__WHAT THIS TASK INVOLVES__
In this material, which lines include the string "date"? Show them.
◇ ◇ ◇ ◇ ◇ ◇ ◇
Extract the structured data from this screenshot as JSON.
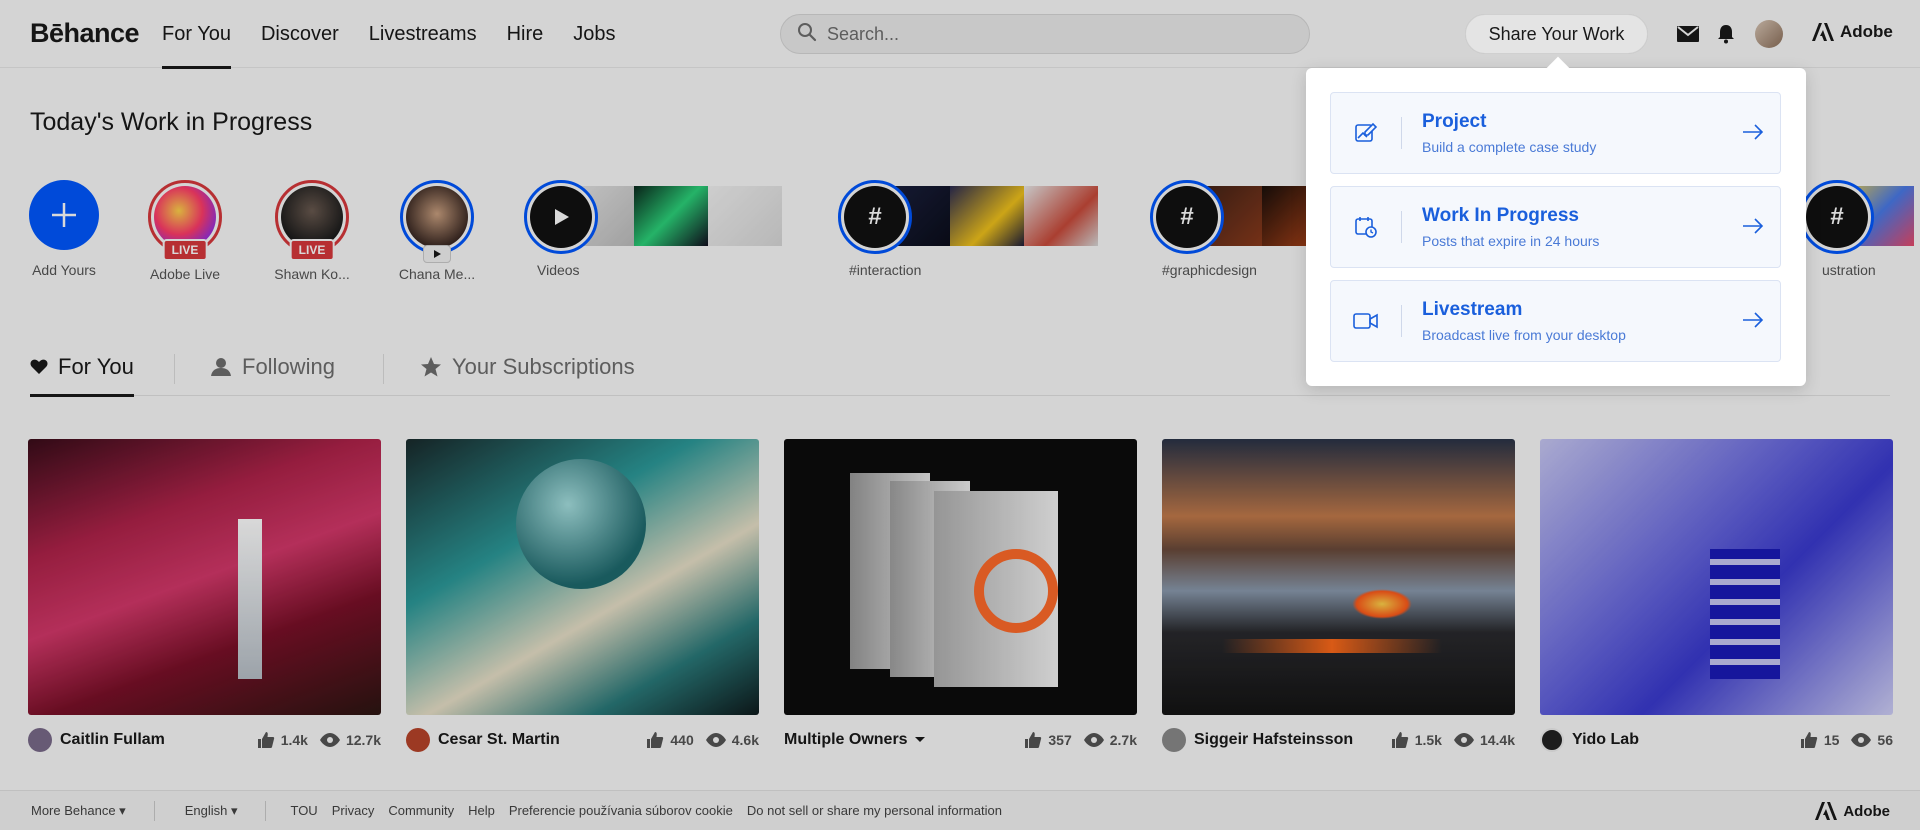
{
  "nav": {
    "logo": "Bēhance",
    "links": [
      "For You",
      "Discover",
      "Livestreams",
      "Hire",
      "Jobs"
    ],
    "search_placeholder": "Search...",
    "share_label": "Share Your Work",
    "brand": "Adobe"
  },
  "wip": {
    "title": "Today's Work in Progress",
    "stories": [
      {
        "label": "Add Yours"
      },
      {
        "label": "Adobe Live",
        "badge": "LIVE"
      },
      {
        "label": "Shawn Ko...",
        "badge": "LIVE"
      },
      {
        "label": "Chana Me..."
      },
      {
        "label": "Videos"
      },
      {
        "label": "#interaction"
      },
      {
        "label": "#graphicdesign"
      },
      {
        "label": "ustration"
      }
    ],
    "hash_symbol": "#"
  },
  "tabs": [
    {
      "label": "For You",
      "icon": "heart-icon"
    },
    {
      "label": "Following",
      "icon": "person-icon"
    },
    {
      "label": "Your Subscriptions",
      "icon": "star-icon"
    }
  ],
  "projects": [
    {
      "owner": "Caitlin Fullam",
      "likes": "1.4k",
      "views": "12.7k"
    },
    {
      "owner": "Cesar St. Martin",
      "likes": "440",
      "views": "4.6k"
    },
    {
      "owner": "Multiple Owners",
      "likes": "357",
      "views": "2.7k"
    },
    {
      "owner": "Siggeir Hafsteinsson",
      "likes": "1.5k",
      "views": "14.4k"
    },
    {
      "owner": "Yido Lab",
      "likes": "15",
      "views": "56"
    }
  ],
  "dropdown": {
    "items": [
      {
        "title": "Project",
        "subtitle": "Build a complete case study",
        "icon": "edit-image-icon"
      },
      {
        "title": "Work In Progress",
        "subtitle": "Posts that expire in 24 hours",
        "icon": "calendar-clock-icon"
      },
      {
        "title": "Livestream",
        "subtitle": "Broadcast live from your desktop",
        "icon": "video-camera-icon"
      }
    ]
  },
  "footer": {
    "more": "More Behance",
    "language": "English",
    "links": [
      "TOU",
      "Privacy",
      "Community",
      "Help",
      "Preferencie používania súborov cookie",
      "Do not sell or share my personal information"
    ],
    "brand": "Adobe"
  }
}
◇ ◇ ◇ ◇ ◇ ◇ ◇
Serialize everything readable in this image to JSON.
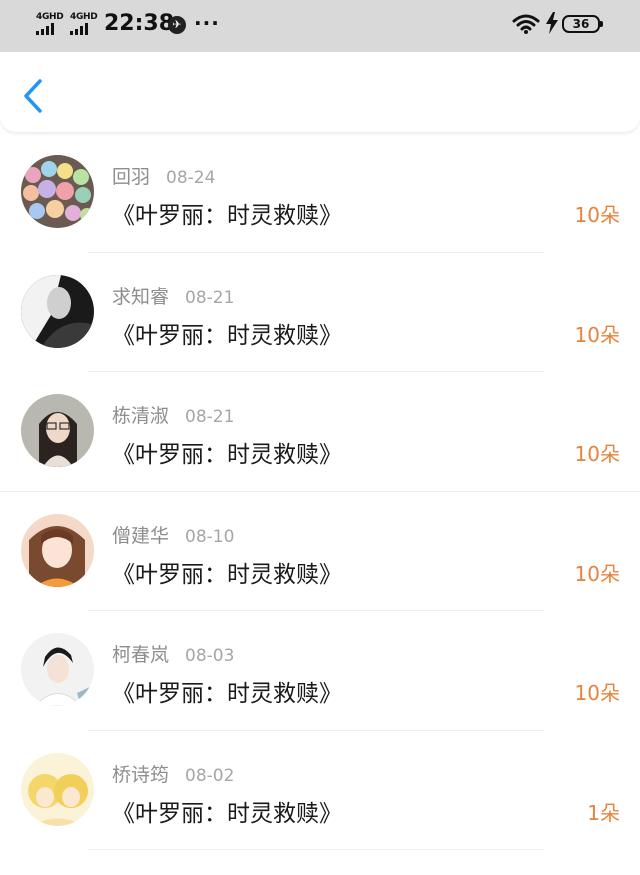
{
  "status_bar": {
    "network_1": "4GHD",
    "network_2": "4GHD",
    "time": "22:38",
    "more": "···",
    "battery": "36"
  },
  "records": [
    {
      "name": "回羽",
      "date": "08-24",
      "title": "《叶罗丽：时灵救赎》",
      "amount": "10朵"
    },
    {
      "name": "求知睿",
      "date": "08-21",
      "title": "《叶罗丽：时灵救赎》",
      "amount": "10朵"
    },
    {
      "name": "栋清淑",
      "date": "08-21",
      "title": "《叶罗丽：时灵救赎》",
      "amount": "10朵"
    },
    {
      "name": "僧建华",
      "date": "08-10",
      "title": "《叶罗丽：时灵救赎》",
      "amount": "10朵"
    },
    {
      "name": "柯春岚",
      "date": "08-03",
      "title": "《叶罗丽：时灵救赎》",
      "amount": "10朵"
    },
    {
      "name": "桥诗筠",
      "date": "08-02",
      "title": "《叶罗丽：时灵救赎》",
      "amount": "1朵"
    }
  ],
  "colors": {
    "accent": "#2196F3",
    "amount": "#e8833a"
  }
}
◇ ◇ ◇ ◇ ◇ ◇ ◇
__OUTPUT__
      "date": "08-24",
      "date": "08-21",
      "date": "08-21",
      "date": "08-10",
      "date": "08-03",
      "date": "08-02",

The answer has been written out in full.